On Thursday, the National Weather Service confirmed that the damage across the Greenback community in Blount and Loudon counties was the result of a strong EF3 tornado, with winds of up to 160 mph.
Within a swath of destruction more than 100 yards wide and nearly 4 miles long, more than two-dozen homes and businesses were left damaged or destroyed. The entire community, however, managed to escape death and serious injury.
In a post-apocalytic scene of the area around U.S. Highway 411 and Lou Goddard Lane, electric poles were snapped, vehicles at a used car lot were piled like discarded toys, roofs were lifted off houses and whole businesses were left ripped open.
"This is probably the worst of the damage," said NWS Warning Coordination Meteorologist Tim Troutman, as he surveyed the scene of a three-story home demolished to its foundation on Ashbrook Lane in Blount County.
Troutman said the tornado was part of the same storm system that spawned at least one other twister of undetermined intensity confirmed near Watertown in Wilson County, east of Nashville.
No deaths or serious injuries were reported, according to the Tennessee Emergency Management Agency.
A storm assessment team from the NWS office in Nashville also was inspecting damage in White County, near Sparta.
Greenback Mayor Tom Peeler was standing in his front yard talking on a radio with the chief of the local volunteer fire department when he first got word of the approaching storm.
No sooner had he heard the warning when the tornado struck.
"I kept hearing this roar like a train coming from back over by the (Greenback) school," Peeler said. "Then all of a sudden came the darnedest rain you ever saw in your life. I had to run back inside the house."
The storm lasted about 10 minutes, he said. "Not long after, the skies were clear and you could see the stars."
A Loudon County school board representative said the decades-old Greenback School survived, despite heavy damage to other buildings only a few blocks away.
At Viper Customs, a boat repair and restoration shop on U.S. 411 in Blount County, owner Jim Jackson said the storm hit during his heaviest workload of the year, when customers are trying to get their watercraft ready for the coming summer.
With some 25-30 boats housed inside his building - including about a half-dozen that had been repaired, polished and were awaiting delivery - the front wall was blown out, throwing whole engines and other debris against the back wall and onto the boats.

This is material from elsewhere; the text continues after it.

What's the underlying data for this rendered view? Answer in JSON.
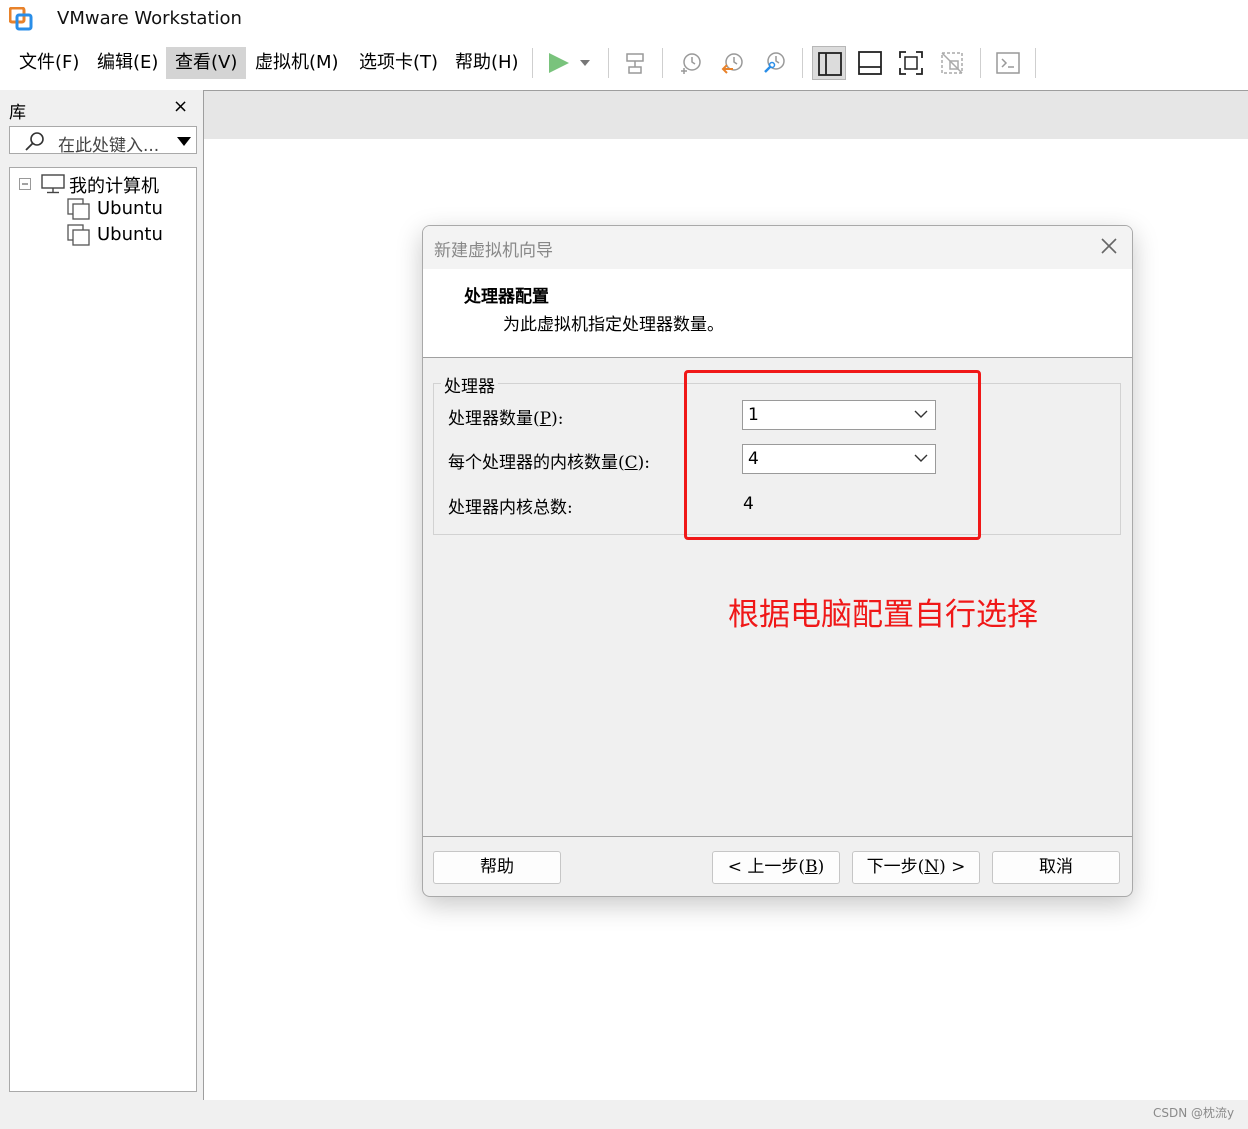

At least one boat's hull was cracked.
The boats should be covered by the individual insurance of the owners, said Jackson, but not the $300,000 worth of uninsured tools and molds he had inside as well.
Across the road, John Dixon was amazed by the bulk of the debris that had been tossed around his father's property, including a 50-foot trailer.
"The frame is on the other side of the highway," Dixon said. "The rest of it must be in North Carolina.
"It's cars, boat trailers and electric transformers from the power lines. It looks like a war zone, like a bomb hit. There's debris everywhere."
Nearby on Old Niles Ferry Road, Jeff and Marquita McLemore spent Thursday trying to pick up the pieces at their 106-year-old home, where a portion of the roof, a garage and a covered patio were ripped away.
Jeff McLemore heard sirens Wednesday night and stepped out on his front patio to see electrical flashes in the sky. Then came a pulsating roar, he said.
He gathered his wife, 4-year-old daughter and his mother-in-law, and ran for the cellar. Yet as soon as they managed to take shelter it was over.
"Four or five seconds," Jeff McLemore said. "I've never seen anything like it."
In Loudon County, Sheriff Tim Guider teamed his deputies with firefighters and emergency medical personnel to search door to door to ensure that there were no casualties.
Despite heavily damaged houses, along with several barns and silos in the farming community, residents "dodged a bullet out here in Greenback," Guider said.
Back on Ashbrook Lane in Blount County, it was David Cooper's 11-year-old house that took an apparent direct hit. What once was a three-story home with a five-car garage was wiped away like a pile of bread crumbs.
Neither Cooper nor any of his family members were home at the time, though.
As pastor of New Life Ministries Christian Center, Cooper had traveled to Morristown, Tenn., to officiate a funeral Wednesday night. He first learned about the storm's damage to Greenback from television while he was stopped at a fast-food outlet in Jefferson City.
"I believe God had us where he wanted us," said Cooper, as family and church members sifted through the rubble Thursday. "If we had been here, there would have been no escape."
Staff writers Don Jacobs and Lola Alapo contributed to this report. Robert Wilson is a freelance contributor to the News Sentinel. Hayes Hickman may be reached at 865-342-6323.
Marquita McLemore surveys her damaged home on Old Niles Ferry Road near Greenback on Thursday. A storm Wednesday night ripped away a portion of the roof, a garage and a covered patio.